Updated
 
As Santorum gains more attention, he raises the rhetorical temperature.
As Santorum gains more attention, he raises the rhetorical temperature.
Associated Press

Like all Republican presidential candidates, Rick Santorum tends to be unrelenting in his daily criticisms of President Obama. But over the weekend, the former senator broke some new and unsettling ground.

At another stop in Ohio on Saturday, Mr. Santorum waded into what he called the “phony theology” of Mr. Obama’s agenda.

“It’s about some phony ideal, some phony theology. Oh, not a theology based on the Bible, a different theology,” he said. “But no less a theology.”

In later comments to reporters, Mr. Santorum said while there are “a lot of different stripes” of Christianity, he believes that “if the president says he’s a Christian, he’s a Christian.”

Given the larger context – the right has questioned the sincerity of Obama’s faith for many years – Santorum assertion about a “phony theology” certainly appears to be part of a larger smear, though the former senator has denied that was his intention.

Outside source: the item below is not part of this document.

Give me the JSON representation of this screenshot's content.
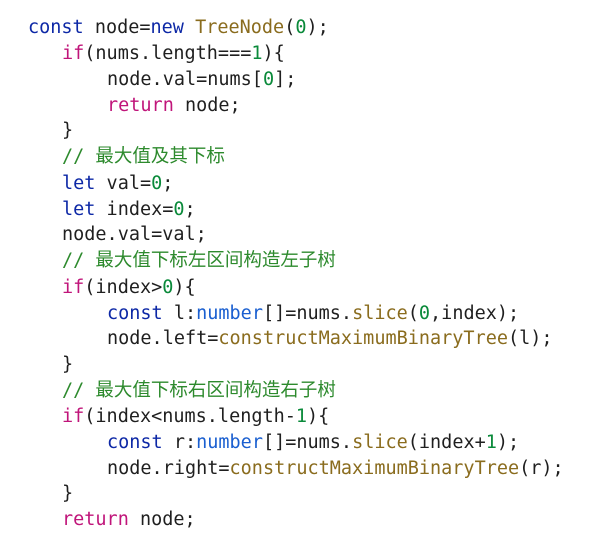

But in many respects, Santorum’s new attack is even more troubling than its face-value ugliness. Since when is it the job of presidential candidates to question others’ theology? The Santorum camp later said he was simply referring to the president’s worldview, but notice that the Republican candidate used the word “theology” four times in three sentences. Santorum was, in other words, trying to make a specific point.

And that point, apparently, was the notion that Obama is motivated by a religion that is “not … based on the Bible.” Santorum wants to be a president – and he also wants to be a canonical judge of all things scriptural, which isn’t exactly in the Article II job description.

We can take this even further. As the GOP candidate sees it, Obama is driven by “some phony theology,” whereas President Santorum would presumably be guided by a real theology (one “based on the Bible”). Perhaps now would be a good time to remind Santorum that the separation of church and state is a principle fundamental to the American system of government. Our leaders take an oath to uphold the Constitution, not one man’s interpretation of a holy book.

This is not, in other words, a theocracy. Criticizing a rival for refusing to base his or her governing vision on the appropriate “theology” is wholly at odds not only with First Amendment principles, but with the American tradition itself.

For its part, the Obama camp saw Santorum’s latest rhetoric as “well over the line.” Under the circumstances, it’s hard to disagree.

What Santorum considers a 'phony theology'

Updated